## What you will do:
Among the entries below, tally each line containing "title"; respond with the total only.

---------- Data provided

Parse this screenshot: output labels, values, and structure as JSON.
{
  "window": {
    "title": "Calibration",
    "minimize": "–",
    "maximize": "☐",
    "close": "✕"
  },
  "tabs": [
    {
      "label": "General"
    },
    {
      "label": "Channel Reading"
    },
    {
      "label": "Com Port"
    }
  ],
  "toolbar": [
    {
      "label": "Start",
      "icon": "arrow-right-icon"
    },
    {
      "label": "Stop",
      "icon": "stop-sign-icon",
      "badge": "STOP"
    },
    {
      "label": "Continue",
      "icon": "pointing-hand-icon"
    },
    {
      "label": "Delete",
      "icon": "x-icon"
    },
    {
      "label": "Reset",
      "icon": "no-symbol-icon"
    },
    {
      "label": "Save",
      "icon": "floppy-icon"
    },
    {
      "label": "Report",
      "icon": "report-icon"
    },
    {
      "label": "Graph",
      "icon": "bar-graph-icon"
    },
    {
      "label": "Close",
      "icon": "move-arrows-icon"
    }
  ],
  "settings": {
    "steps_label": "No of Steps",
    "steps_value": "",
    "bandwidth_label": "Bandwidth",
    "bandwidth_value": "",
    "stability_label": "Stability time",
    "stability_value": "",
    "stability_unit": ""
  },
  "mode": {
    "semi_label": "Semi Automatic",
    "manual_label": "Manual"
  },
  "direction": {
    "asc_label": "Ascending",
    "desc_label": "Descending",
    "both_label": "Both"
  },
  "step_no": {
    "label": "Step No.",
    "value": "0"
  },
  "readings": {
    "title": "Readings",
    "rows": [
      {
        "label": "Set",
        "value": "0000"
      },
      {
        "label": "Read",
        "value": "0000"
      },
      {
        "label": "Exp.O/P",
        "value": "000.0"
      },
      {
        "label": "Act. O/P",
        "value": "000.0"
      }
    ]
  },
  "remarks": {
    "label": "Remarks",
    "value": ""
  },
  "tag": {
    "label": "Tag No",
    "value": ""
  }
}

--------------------
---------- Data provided

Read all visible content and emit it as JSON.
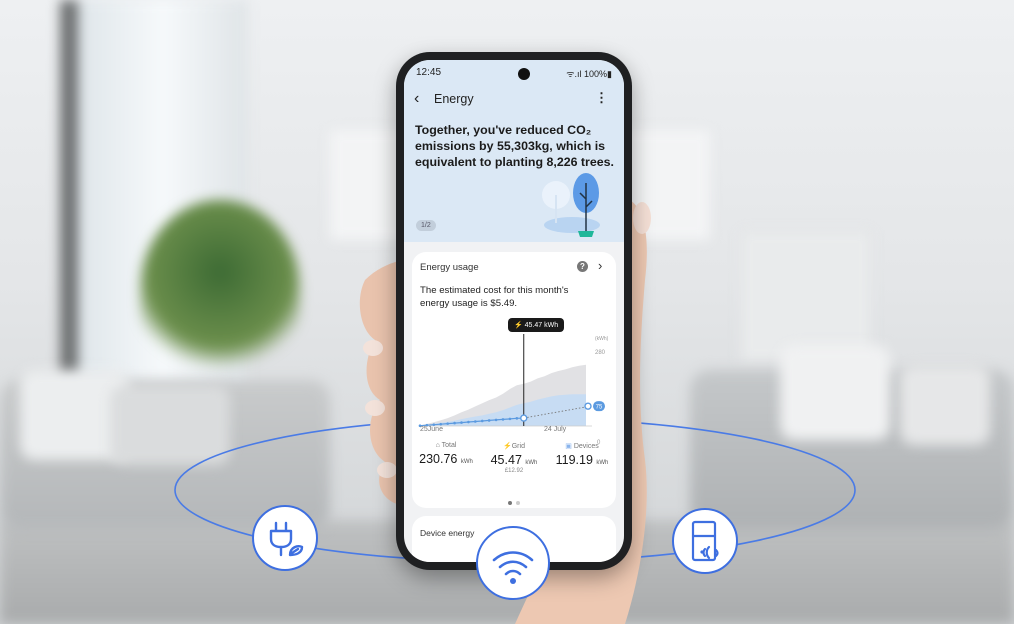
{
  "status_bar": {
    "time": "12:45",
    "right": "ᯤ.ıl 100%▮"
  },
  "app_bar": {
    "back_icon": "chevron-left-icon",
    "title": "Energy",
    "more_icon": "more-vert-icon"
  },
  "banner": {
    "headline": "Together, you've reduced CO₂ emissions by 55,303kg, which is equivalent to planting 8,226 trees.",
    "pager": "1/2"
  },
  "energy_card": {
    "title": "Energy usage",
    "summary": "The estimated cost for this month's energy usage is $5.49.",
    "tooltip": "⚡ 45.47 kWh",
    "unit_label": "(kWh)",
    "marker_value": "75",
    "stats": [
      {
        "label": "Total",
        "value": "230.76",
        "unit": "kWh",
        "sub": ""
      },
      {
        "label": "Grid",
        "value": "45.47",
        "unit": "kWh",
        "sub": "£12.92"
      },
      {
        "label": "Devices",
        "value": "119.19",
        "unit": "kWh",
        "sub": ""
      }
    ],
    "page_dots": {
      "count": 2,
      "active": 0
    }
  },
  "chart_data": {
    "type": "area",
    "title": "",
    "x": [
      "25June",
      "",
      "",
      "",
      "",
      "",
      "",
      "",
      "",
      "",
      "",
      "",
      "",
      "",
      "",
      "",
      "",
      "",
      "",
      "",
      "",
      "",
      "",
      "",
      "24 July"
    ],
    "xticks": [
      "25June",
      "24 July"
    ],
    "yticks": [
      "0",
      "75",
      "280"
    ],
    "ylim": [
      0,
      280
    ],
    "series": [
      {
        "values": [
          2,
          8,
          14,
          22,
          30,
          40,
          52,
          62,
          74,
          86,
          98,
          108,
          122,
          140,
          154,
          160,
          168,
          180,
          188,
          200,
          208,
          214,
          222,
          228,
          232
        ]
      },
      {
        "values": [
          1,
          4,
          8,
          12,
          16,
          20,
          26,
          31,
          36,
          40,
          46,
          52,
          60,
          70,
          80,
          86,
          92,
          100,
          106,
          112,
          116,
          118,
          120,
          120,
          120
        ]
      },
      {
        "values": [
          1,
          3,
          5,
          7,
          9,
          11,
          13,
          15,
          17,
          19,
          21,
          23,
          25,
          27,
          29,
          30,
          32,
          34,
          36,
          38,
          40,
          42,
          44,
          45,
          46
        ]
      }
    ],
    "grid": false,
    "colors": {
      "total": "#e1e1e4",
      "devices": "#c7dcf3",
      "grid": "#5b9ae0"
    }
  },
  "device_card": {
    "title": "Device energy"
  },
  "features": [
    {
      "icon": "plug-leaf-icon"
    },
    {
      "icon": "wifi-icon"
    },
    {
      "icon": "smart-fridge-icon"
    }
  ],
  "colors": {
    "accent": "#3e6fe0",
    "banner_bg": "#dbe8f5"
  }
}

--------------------
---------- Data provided

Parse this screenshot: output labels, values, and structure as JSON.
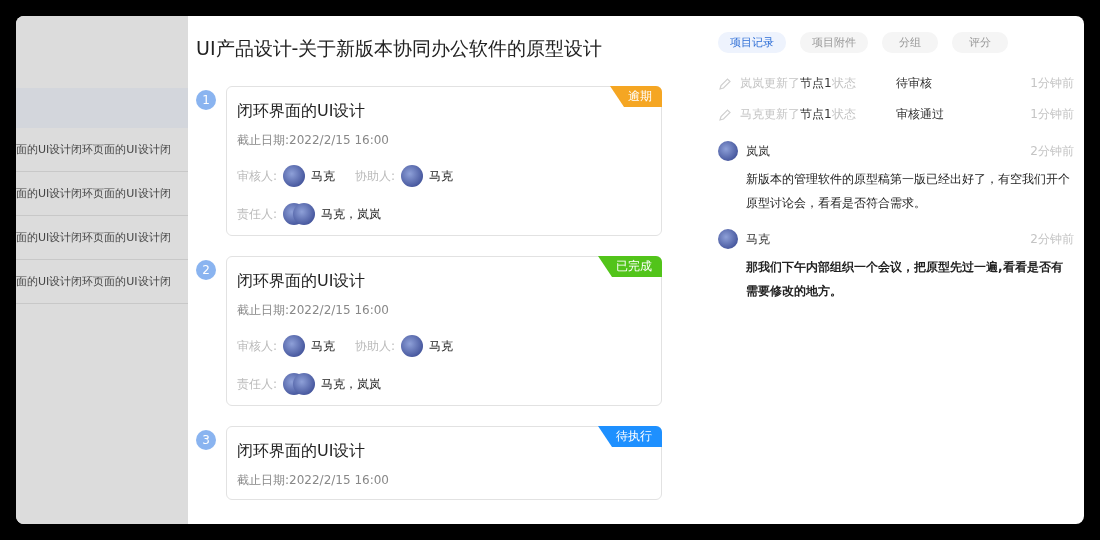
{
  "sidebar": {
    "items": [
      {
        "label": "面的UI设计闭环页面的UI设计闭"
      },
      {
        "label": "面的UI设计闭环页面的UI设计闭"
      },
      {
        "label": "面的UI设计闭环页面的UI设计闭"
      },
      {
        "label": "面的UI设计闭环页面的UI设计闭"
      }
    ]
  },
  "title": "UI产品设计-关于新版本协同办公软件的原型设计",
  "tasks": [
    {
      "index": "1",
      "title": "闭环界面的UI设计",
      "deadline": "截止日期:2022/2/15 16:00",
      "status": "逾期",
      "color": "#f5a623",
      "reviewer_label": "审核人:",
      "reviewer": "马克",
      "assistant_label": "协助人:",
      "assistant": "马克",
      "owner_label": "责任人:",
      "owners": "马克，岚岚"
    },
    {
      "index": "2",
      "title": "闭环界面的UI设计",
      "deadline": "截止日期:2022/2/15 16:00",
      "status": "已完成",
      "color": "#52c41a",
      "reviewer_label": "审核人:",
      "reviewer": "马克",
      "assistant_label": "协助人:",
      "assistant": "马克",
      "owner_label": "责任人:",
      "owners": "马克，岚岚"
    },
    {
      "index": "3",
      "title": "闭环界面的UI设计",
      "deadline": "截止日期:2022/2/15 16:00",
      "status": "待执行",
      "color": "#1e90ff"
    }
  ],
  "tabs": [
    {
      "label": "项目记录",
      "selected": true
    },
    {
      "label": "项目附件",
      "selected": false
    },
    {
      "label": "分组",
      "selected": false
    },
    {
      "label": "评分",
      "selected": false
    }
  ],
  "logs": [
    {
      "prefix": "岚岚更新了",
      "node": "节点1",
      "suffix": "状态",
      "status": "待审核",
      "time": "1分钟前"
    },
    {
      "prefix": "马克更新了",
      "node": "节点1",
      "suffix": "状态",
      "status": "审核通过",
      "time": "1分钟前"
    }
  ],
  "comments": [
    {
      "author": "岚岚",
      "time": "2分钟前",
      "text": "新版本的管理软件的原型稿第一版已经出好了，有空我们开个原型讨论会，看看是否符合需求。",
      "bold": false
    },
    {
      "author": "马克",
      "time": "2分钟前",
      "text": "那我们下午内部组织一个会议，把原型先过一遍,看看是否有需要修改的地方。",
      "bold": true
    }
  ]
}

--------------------

## Output below:
10